Cat and dog allergies are extremely common. Allergy symptoms triggered by animals can include runny nose, nasal congestion, sneezing, itchy watery eyes, wheezing, chest tightness, coughing, itchy rashes and headaches. If these symptoms worsen with exposure to pets, they can indicate a possible animal allergy. Sometimes, pet allergens can contribute to constant or seasonal symptoms when combined with other allergens. However, these symptoms may be triggered by other allergens picked up by an animal in the environment, such as mold, pollen, and dust, rather than the animal itself. Therefore, it is important to confirm dog and cat allergy through testing.

Allergy testing is a simple process where small amounts of allergens, including dog, cat, and other common allergens, are pricked on the skin using sterile plastic probes. If one is allergic, there will be a small red itchy bump or wheal where the skin was pricked. The results are available in 15 to 20 minutes.

If you have undergone testing and find that you are allergic to dogs or cats, the best treatment is removing the animal from your household. However, we understand that this may not always be desirable or possible. There are many options to reduce the exposure to animal allergens without getting rid of a beloved pet. These include:

  1. Keeping dogs and cats out of your bedroom, even when you are not at home.
  2. Running a portable, high-efficiency particulate air (HEPA) filter in your bedroom throughout the day and night to reduce allergen levels.
  3. Don’t pet, hug or kiss your animal. If you do, wash your hands afterward and make sure to avoid rubbing your face or eyes.
  4. Vacuum regularly using a high-efficiency or central vacuum cleaner.
  5. Give your pet a bath once a week, or as close to once a week as the animal will tolerate; though bathing an uncooperative cat is not recommended. Regular baths will reduce airborne allergen levels, but the effect is not sustained.
  6. Keep your dog or cat off of furniture.
  7. Clean carpets regularly, or preferably switch to wood, tile or linoleum flooring wherever possible.
  8. Placing dust mite encasings around pillows and mattresses, which may offer some benefit if you deal with a dust mite allergy in addition to an animal allergy.
  9. Medications including antihistamines (Claritin, Zyrtec, Allegra, Xyzal) and nasal corticosteroids (Flonase, Nasacort) will alleviate some symptoms, though these are not a long-term solution.
  10. Immunotherapy, or allergy shots, directed against dog and cat allergens, can desensitize patients against those allergens.< /li>

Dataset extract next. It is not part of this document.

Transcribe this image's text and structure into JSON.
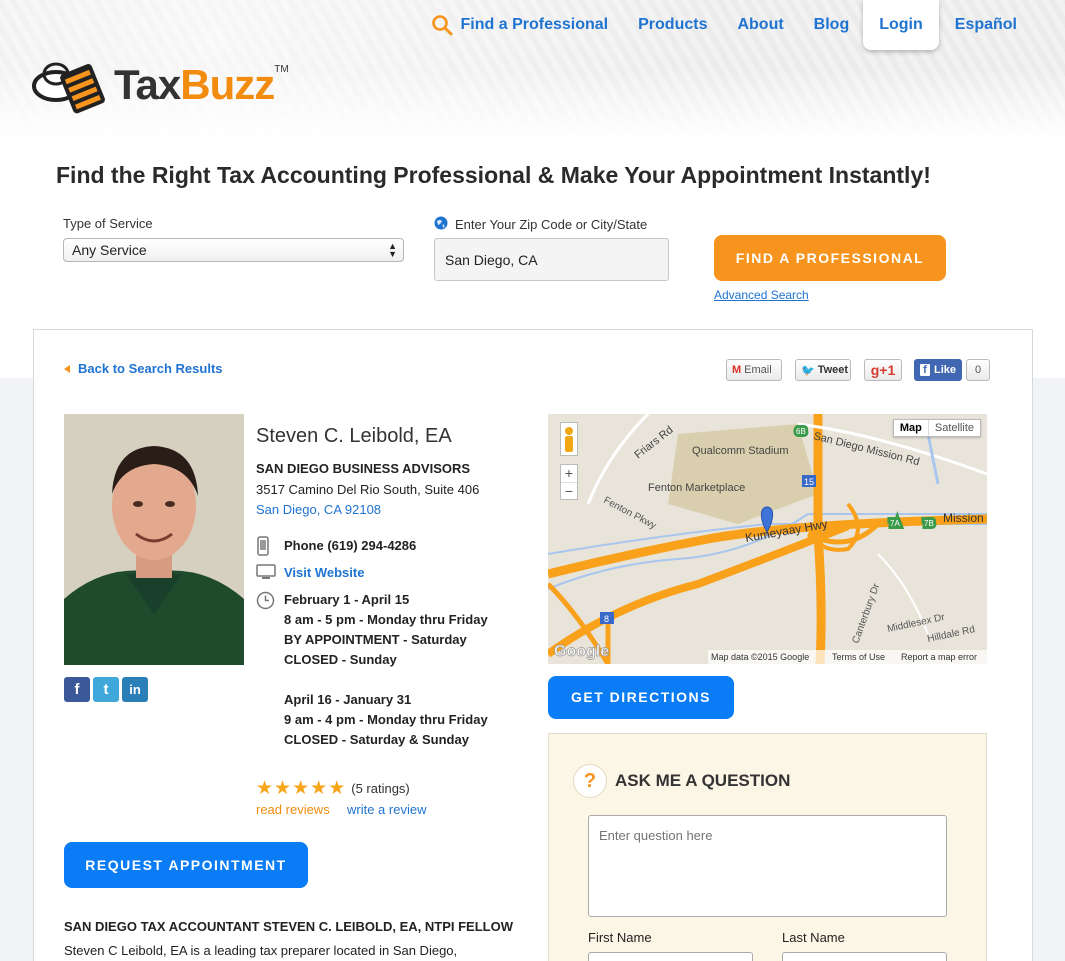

    Many people ask about obtaining a hypoallergenic dog or cat. Certain breeds of dogs including poodles and several breeds of terriers are suggested as producing fewer allergens. Unfortunately, there are no breeds of cats or dogs that are completely hypoallergenic because animal allergens are found in their hair, skin, and saliva. Therefore, all cats and dogs produce allergens to some extent. Contrary to popular belief, the length or presence of an animal’s hair or their amount of shedding have no effect on the allergens they produce.

    Even people who don’t have a dog or cat can have significant exposure to animal allergens at schools, restaurants, and workplaces due to allergens carried into that environment on the clothing of pet owners. If you do suffer from animal allergy, make sure you are prepared to experience and treat symptoms even if you do not personally own pets.

    It is important to have a thorough evaluation by an allergist if you suspect a dog or cat allergy. Your pet may not be the cause of your allergic symptoms, and precautions can be taken even if you do have an animal allergy and own pets. Removing your pet is not always necessary, and there are many available treatment options. It is also wise to consider an allergy evaluation by an allergist if anticipating getting a new dog or cat, specifically if you have never owned a pet before.

Dr. Hark

Author: William T. Hark, M.D

Dr. Hark is board-certified in Allergy and Immunology by the American Board of Allergy and Immunology and regularly sees both adult and pediatric allergy patients. He enjoys chasing his very active children with his beloved wife of 14 years. Dr. Hark is a graduate of UVA and spends his little free time doing nature photography or exercising.